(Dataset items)
········

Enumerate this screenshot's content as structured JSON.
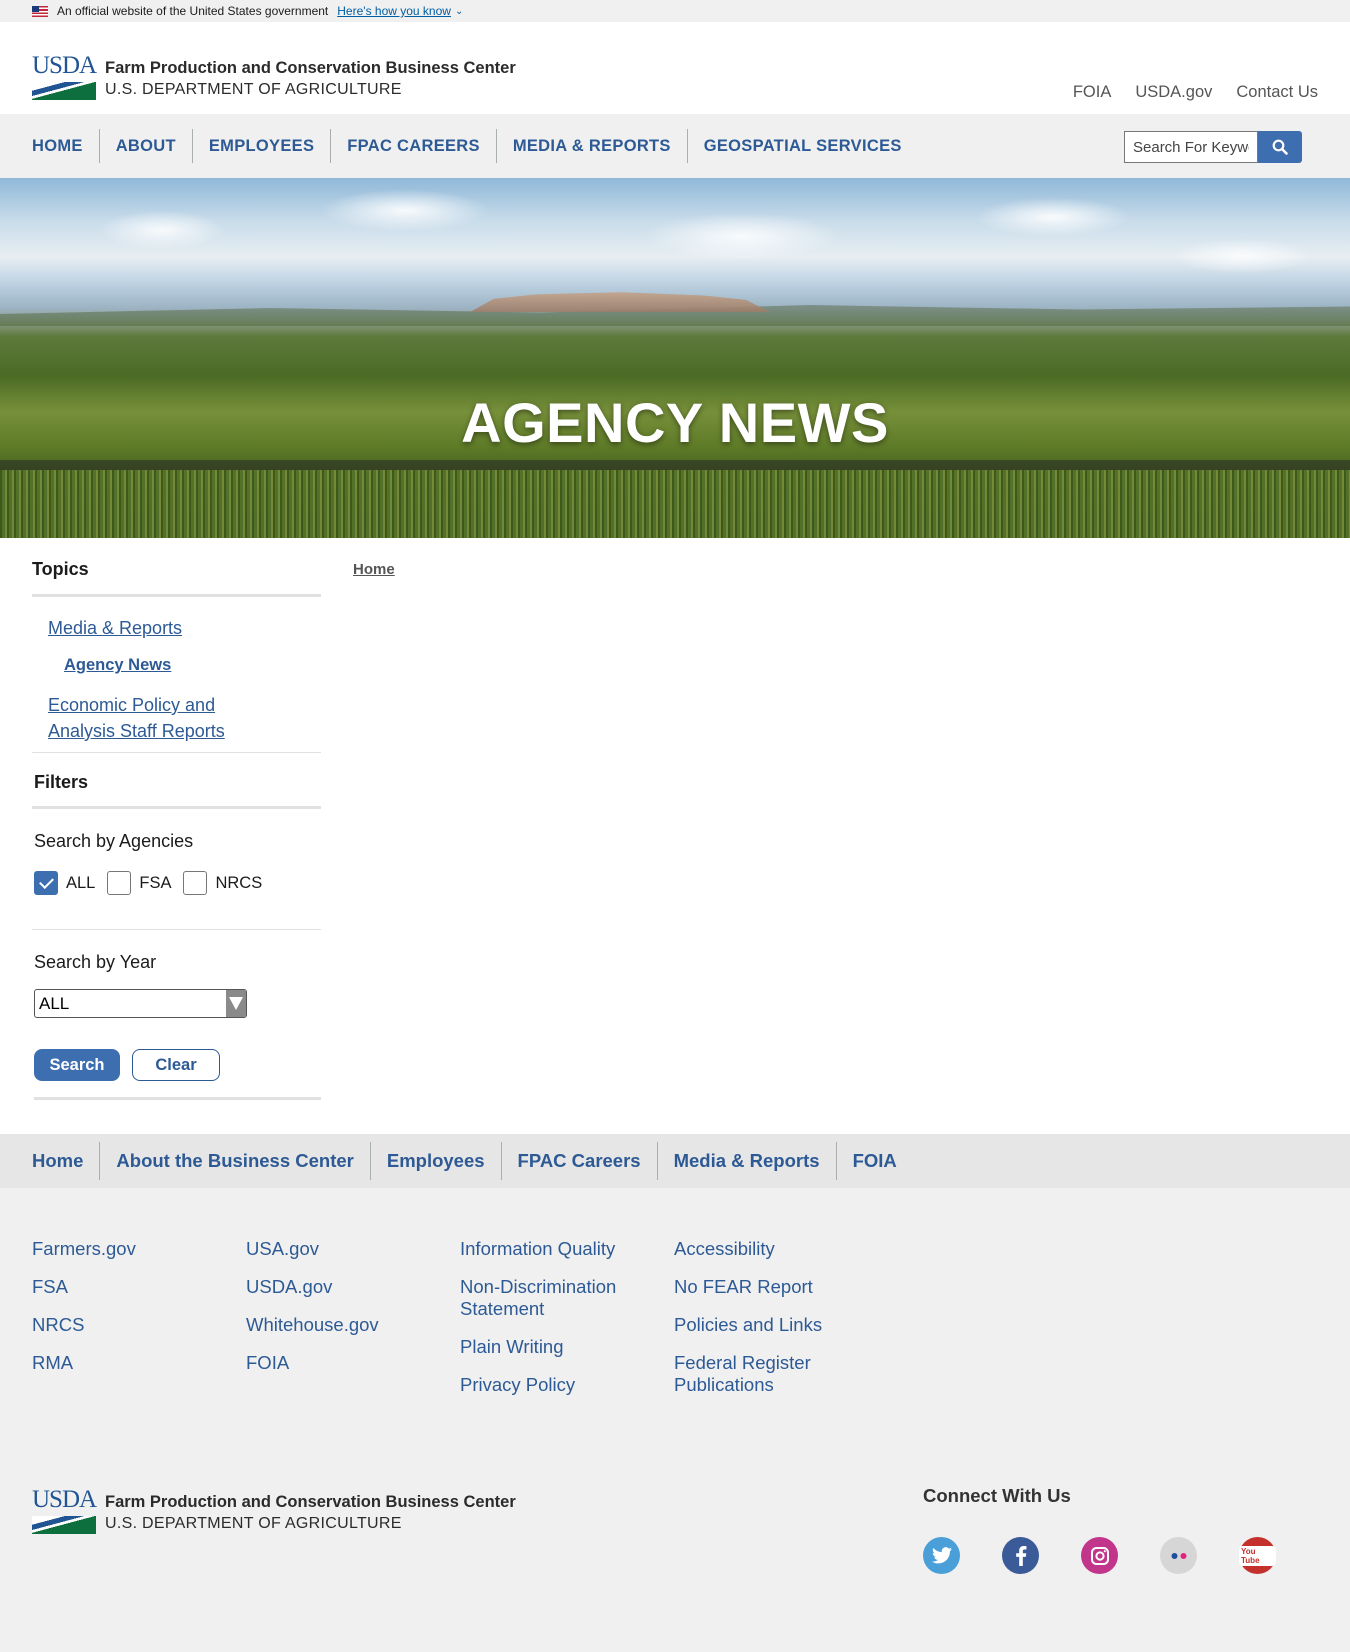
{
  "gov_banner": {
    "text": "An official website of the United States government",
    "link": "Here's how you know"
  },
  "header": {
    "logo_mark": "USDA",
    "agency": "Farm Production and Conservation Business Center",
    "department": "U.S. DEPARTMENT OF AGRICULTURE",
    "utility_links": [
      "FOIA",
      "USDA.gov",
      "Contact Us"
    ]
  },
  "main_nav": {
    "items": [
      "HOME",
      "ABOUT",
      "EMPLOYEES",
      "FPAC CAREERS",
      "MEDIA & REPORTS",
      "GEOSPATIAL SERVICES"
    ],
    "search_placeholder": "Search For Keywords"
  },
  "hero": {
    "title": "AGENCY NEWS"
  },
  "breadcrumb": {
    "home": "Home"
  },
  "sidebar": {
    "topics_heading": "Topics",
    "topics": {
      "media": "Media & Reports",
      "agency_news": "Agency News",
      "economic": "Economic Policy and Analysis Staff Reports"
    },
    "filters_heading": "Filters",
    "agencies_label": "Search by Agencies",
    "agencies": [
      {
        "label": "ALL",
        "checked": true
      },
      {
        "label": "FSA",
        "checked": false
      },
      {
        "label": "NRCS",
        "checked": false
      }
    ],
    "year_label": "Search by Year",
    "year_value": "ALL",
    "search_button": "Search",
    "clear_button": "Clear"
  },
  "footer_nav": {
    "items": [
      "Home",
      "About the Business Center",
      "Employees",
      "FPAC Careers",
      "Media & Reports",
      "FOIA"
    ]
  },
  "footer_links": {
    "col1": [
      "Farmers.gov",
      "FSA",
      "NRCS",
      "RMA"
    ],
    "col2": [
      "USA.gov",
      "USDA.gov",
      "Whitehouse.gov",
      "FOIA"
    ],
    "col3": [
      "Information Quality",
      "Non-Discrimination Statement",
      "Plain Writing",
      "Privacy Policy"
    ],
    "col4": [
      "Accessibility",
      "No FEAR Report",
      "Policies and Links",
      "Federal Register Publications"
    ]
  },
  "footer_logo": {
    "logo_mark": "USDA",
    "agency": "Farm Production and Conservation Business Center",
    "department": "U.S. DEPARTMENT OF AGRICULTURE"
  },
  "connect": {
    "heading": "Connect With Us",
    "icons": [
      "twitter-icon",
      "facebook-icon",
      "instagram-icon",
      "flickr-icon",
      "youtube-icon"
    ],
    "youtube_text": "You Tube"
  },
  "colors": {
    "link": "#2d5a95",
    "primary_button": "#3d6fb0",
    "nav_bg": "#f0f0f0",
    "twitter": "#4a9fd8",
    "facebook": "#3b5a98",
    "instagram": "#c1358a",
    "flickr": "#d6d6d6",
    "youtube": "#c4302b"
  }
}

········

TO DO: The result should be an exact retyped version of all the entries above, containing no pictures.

RESULT OF THIS EXERCISE:
Enumerate this screenshot's content as structured JSON.
{
  "gov_banner": {
    "text": "An official website of the United States government",
    "link": "Here's how you know"
  },
  "header": {
    "logo_mark": "USDA",
    "agency": "Farm Production and Conservation Business Center",
    "department": "U.S. DEPARTMENT OF AGRICULTURE",
    "utility_links": [
      "FOIA",
      "USDA.gov",
      "Contact Us"
    ]
  },
  "main_nav": {
    "items": [
      "HOME",
      "ABOUT",
      "EMPLOYEES",
      "FPAC CAREERS",
      "MEDIA & REPORTS",
      "GEOSPATIAL SERVICES"
    ],
    "search_placeholder": "Search For Keywords"
  },
  "hero": {
    "title": "AGENCY NEWS"
  },
  "breadcrumb": {
    "home": "Home"
  },
  "sidebar": {
    "topics_heading": "Topics",
    "topics": {
      "media": "Media & Reports",
      "agency_news": "Agency News",
      "economic": "Economic Policy and Analysis Staff Reports"
    },
    "filters_heading": "Filters",
    "agencies_label": "Search by Agencies",
    "agencies": [
      {
        "label": "ALL",
        "checked": true
      },
      {
        "label": "FSA",
        "checked": false
      },
      {
        "label": "NRCS",
        "checked": false
      }
    ],
    "year_label": "Search by Year",
    "year_value": "ALL",
    "search_button": "Search",
    "clear_button": "Clear"
  },
  "footer_nav": {
    "items": [
      "Home",
      "About the Business Center",
      "Employees",
      "FPAC Careers",
      "Media & Reports",
      "FOIA"
    ]
  },
  "footer_links": {
    "col1": [
      "Farmers.gov",
      "FSA",
      "NRCS",
      "RMA"
    ],
    "col2": [
      "USA.gov",
      "USDA.gov",
      "Whitehouse.gov",
      "FOIA"
    ],
    "col3": [
      "Information Quality",
      "Non-Discrimination Statement",
      "Plain Writing",
      "Privacy Policy"
    ],
    "col4": [
      "Accessibility",
      "No FEAR Report",
      "Policies and Links",
      "Federal Register Publications"
    ]
  },
  "footer_logo": {
    "logo_mark": "USDA",
    "agency": "Farm Production and Conservation Business Center",
    "department": "U.S. DEPARTMENT OF AGRICULTURE"
  },
  "connect": {
    "heading": "Connect With Us",
    "icons": [
      "twitter-icon",
      "facebook-icon",
      "instagram-icon",
      "flickr-icon",
      "youtube-icon"
    ],
    "youtube_text": "You Tube"
  },
  "colors": {
    "link": "#2d5a95",
    "primary_button": "#3d6fb0",
    "nav_bg": "#f0f0f0",
    "twitter": "#4a9fd8",
    "facebook": "#3b5a98",
    "instagram": "#c1358a",
    "flickr": "#d6d6d6",
    "youtube": "#c4302b"
  }
}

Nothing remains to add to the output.